[[ PROVIDED RECORDS, beginning ]]

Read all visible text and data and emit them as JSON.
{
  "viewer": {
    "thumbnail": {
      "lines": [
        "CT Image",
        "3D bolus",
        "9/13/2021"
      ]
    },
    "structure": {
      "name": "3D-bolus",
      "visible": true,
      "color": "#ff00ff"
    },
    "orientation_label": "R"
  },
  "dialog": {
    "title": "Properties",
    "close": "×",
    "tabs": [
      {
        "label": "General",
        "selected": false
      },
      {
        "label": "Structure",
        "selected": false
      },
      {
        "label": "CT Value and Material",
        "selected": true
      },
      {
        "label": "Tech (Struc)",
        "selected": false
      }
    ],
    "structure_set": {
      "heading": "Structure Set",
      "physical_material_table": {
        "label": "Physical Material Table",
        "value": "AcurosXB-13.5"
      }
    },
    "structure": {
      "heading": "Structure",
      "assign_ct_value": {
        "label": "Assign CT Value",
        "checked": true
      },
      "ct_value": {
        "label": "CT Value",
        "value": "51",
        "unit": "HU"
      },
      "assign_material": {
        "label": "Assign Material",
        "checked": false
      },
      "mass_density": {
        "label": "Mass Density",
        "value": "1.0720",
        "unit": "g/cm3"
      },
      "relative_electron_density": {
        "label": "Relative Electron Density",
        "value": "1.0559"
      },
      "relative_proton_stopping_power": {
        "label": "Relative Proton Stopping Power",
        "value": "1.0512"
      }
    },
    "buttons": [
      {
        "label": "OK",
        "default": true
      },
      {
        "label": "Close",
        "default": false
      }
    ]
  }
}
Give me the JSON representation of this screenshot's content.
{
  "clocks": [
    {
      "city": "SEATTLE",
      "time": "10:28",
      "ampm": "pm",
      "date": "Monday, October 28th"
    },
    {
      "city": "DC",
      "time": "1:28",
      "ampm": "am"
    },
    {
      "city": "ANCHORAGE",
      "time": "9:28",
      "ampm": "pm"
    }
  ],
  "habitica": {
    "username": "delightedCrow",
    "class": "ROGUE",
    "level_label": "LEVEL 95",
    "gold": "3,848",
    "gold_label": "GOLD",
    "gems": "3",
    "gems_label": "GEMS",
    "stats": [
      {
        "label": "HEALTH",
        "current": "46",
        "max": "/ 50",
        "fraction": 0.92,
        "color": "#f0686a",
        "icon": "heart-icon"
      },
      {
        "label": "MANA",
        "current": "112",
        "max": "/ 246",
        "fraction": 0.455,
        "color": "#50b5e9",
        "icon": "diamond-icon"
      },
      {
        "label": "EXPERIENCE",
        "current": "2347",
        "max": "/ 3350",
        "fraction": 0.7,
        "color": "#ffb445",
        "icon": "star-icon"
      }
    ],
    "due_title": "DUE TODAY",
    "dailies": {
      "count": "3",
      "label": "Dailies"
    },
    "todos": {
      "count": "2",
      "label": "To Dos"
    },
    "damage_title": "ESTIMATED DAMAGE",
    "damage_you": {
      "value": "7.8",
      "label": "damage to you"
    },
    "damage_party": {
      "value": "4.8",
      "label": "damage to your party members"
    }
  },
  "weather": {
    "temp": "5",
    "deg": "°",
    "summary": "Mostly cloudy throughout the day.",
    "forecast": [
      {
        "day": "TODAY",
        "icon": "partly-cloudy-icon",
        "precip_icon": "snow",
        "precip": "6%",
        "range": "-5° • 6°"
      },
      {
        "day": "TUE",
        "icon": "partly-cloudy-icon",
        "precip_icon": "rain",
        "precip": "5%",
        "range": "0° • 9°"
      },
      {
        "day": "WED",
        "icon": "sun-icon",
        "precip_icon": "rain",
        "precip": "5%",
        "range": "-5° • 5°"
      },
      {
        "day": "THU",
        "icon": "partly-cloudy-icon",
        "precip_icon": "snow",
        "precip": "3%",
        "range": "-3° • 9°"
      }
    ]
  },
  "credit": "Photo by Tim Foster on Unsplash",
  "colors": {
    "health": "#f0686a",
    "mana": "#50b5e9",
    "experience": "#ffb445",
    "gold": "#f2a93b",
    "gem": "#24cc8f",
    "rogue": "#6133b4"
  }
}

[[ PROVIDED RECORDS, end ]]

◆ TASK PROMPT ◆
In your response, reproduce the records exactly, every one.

◆ ANSWER AREA ◆
Read all visible text and data and emit them as JSON.
{
  "viewer": {
    "thumbnail": {
      "lines": [
        "CT Image",
        "3D bolus",
        "9/13/2021"
      ]
    },
    "structure": {
      "name": "3D-bolus",
      "visible": true,
      "color": "#ff00ff"
    },
    "orientation_label": "R"
  },
  "dialog": {
    "title": "Properties",
    "close": "×",
    "tabs": [
      {
        "label": "General",
        "selected": false
      },
      {
        "label": "Structure",
        "selected": false
      },
      {
        "label": "CT Value and Material",
        "selected": true
      },
      {
        "label": "Tech (Struc)",
        "selected": false
      }
    ],
    "structure_set": {
      "heading": "Structure Set",
      "physical_material_table": {
        "label": "Physical Material Table",
        "value": "AcurosXB-13.5"
      }
    },
    "structure": {
      "heading": "Structure",
      "assign_ct_value": {
        "label": "Assign CT Value",
        "checked": true
      },
      "ct_value": {
        "label": "CT Value",
        "value": "51",
        "unit": "HU"
      },
      "assign_material": {
        "label": "Assign Material",
        "checked": false
      },
      "mass_density": {
        "label": "Mass Density",
        "value": "1.0720",
        "unit": "g/cm3"
      },
      "relative_electron_density": {
        "label": "Relative Electron Density",
        "value": "1.0559"
      },
      "relative_proton_stopping_power": {
        "label": "Relative Proton Stopping Power",
        "value": "1.0512"
      }
    },
    "buttons": [
      {
        "label": "OK",
        "default": true
      },
      {
        "label": "Close",
        "default": false
      }
    ]
  }
}
Give me the JSON representation of this screenshot's content.
{
  "clocks": [
    {
      "city": "SEATTLE",
      "time": "10:28",
      "ampm": "pm",
      "date": "Monday, October 28th"
    },
    {
      "city": "DC",
      "time": "1:28",
      "ampm": "am"
    },
    {
      "city": "ANCHORAGE",
      "time": "9:28",
      "ampm": "pm"
    }
  ],
  "habitica": {
    "username": "delightedCrow",
    "class": "ROGUE",
    "level_label": "LEVEL 95",
    "gold": "3,848",
    "gold_label": "GOLD",
    "gems": "3",
    "gems_label": "GEMS",
    "stats": [
      {
        "label": "HEALTH",
        "current": "46",
        "max": "/ 50",
        "fraction": 0.92,
        "color": "#f0686a",
        "icon": "heart-icon"
      },
      {
        "label": "MANA",
        "current": "112",
        "max": "/ 246",
        "fraction": 0.455,
        "color": "#50b5e9",
        "icon": "diamond-icon"
      },
      {
        "label": "EXPERIENCE",
        "current": "2347",
        "max": "/ 3350",
        "fraction": 0.7,
        "color": "#ffb445",
        "icon": "star-icon"
      }
    ],
    "due_title": "DUE TODAY",
    "dailies": {
      "count": "3",
      "label": "Dailies"
    },
    "todos": {
      "count": "2",
      "label": "To Dos"
    },
    "damage_title": "ESTIMATED DAMAGE",
    "damage_you": {
      "value": "7.8",
      "label": "damage to you"
    },
    "damage_party": {
      "value": "4.8",
      "label": "damage to your party members"
    }
  },
  "weather": {
    "temp": "5",
    "deg": "°",
    "summary": "Mostly cloudy throughout the day.",
    "forecast": [
      {
        "day": "TODAY",
        "icon": "partly-cloudy-icon",
        "precip_icon": "snow",
        "precip": "6%",
        "range": "-5° • 6°"
      },
      {
        "day": "TUE",
        "icon": "partly-cloudy-icon",
        "precip_icon": "rain",
        "precip": "5%",
        "range": "0° • 9°"
      },
      {
        "day": "WED",
        "icon": "sun-icon",
        "precip_icon": "rain",
        "precip": "5%",
        "range": "-5° • 5°"
      },
      {
        "day": "THU",
        "icon": "partly-cloudy-icon",
        "precip_icon": "snow",
        "precip": "3%",
        "range": "-3° • 9°"
      }
    ]
  },
  "credit": "Photo by Tim Foster on Unsplash",
  "colors": {
    "health": "#f0686a",
    "mana": "#50b5e9",
    "experience": "#ffb445",
    "gold": "#f2a93b",
    "gem": "#24cc8f",
    "rogue": "#6133b4"
  }
}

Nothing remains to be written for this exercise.